The stars tilt in the no-moon sky,
Becoming pupils to the watery eyes dripping
Down the pane of my window.
Cloudless rain flings itself towards the light,
The safety of my indoors.
I shy away from the wail of the drops--
Their misery somehow arouses guilt
From the spaces between ribs.
The slap-sting of their terror on glass
Forces hands to ears
To prevent the sound from becoming
The wind screams, gnashing branches.
My own droplets leak from my shame,
Salty and safe as they warm to my skin,
Offering their sympathy.
But their brethren are still dying.
The man gazed at the weathered sheet of paper held listlessly between finger and thumb, its edges slightly ripped and not a little yellowed. The list was printed in varying shades of ink, the older entries significantly faded. The words were his life transcribed: a list of all he had accomplished. The list included both trivial and monumental achievements and covered the page from back to front.
His expression was not one of pride or satisfaction, however. It was instead one of deep unsettlement, despair. No joy was to be had from his successes; no reprieve from the sense of ubiquitous uselessness was found in the work he finished.
The feeling was dampened when active, but at night with only his list as company the weight of his utter lack of meaning tore his lungs from their cage and his heart from its socket.
He took a lighter from his pocket and resolutely held the flame to the parchment.
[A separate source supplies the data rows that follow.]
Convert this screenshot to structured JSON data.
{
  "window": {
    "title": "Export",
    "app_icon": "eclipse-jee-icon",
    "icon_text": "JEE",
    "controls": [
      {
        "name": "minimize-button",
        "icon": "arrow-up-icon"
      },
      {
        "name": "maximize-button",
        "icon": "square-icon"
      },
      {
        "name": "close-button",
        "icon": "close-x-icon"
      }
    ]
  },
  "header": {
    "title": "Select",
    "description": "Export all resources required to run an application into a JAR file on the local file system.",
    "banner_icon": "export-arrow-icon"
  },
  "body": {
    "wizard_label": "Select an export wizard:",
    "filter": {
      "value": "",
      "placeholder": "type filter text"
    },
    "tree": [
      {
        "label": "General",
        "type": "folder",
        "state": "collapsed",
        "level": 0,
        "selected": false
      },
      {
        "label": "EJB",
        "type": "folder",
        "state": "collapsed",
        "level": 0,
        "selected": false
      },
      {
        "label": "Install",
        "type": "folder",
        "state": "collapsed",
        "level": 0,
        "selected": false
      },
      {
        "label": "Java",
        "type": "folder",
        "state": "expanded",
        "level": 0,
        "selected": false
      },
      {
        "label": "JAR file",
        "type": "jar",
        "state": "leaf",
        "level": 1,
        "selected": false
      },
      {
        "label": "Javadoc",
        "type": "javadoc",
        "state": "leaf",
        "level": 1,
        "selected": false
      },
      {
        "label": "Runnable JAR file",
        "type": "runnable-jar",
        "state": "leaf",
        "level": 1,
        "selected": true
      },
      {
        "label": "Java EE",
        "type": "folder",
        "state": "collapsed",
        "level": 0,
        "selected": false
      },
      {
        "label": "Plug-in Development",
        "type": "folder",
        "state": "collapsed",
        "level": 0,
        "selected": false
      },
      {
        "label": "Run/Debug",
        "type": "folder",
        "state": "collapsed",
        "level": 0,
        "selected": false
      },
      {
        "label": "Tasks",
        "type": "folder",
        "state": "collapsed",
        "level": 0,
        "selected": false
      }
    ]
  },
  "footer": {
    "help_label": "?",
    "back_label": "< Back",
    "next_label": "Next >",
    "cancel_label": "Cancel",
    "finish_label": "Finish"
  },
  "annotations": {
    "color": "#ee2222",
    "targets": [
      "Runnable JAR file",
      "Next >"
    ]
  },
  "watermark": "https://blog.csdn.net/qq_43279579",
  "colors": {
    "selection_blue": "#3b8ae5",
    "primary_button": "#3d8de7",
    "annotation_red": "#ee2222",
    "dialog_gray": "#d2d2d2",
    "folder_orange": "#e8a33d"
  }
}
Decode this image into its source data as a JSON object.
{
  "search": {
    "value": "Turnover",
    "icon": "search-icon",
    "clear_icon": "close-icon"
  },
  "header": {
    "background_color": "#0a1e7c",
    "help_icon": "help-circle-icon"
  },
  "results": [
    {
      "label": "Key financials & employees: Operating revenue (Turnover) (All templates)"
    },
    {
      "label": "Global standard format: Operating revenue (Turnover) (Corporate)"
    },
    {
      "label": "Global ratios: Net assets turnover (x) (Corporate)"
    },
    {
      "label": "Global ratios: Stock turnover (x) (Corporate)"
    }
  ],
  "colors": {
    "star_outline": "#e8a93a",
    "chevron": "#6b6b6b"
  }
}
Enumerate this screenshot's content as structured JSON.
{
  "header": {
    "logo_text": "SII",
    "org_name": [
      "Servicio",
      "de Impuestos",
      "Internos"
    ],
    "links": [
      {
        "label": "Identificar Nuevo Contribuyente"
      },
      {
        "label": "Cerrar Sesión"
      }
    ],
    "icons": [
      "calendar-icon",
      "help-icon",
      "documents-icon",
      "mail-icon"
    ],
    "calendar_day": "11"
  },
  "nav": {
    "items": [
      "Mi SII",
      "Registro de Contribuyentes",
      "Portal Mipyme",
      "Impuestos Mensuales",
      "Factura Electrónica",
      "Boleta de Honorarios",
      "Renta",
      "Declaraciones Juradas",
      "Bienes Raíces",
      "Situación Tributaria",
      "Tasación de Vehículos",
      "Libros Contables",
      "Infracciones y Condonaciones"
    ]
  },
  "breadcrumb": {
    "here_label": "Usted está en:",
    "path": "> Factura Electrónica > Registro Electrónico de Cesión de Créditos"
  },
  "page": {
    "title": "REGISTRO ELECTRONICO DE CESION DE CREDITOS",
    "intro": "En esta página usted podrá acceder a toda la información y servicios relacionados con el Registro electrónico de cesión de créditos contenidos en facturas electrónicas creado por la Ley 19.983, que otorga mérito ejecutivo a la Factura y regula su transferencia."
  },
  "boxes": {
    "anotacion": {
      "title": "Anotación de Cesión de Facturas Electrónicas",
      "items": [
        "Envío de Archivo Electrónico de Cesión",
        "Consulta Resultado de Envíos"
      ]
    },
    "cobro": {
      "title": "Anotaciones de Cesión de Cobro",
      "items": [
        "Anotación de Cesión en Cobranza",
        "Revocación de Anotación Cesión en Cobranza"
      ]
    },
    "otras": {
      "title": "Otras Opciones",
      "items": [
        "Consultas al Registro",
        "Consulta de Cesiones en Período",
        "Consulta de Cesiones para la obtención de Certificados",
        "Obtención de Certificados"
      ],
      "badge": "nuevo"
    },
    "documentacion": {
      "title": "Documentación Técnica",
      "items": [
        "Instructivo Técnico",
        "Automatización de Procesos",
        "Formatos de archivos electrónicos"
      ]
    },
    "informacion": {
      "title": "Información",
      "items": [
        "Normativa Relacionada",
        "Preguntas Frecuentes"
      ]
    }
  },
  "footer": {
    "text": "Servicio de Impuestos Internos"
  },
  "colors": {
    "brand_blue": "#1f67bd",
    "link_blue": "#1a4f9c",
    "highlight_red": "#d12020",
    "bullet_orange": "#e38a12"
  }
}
The flame, however, merely curled round the edges and left the frayed paper unharmed; his life was so lackluster as to be absolutely inflammable, untouchable by any strong desire or emotion.
The apathy clogged his throat but forced him to breathe.
He sat down heavily and tried to remember how to cry.
— The End —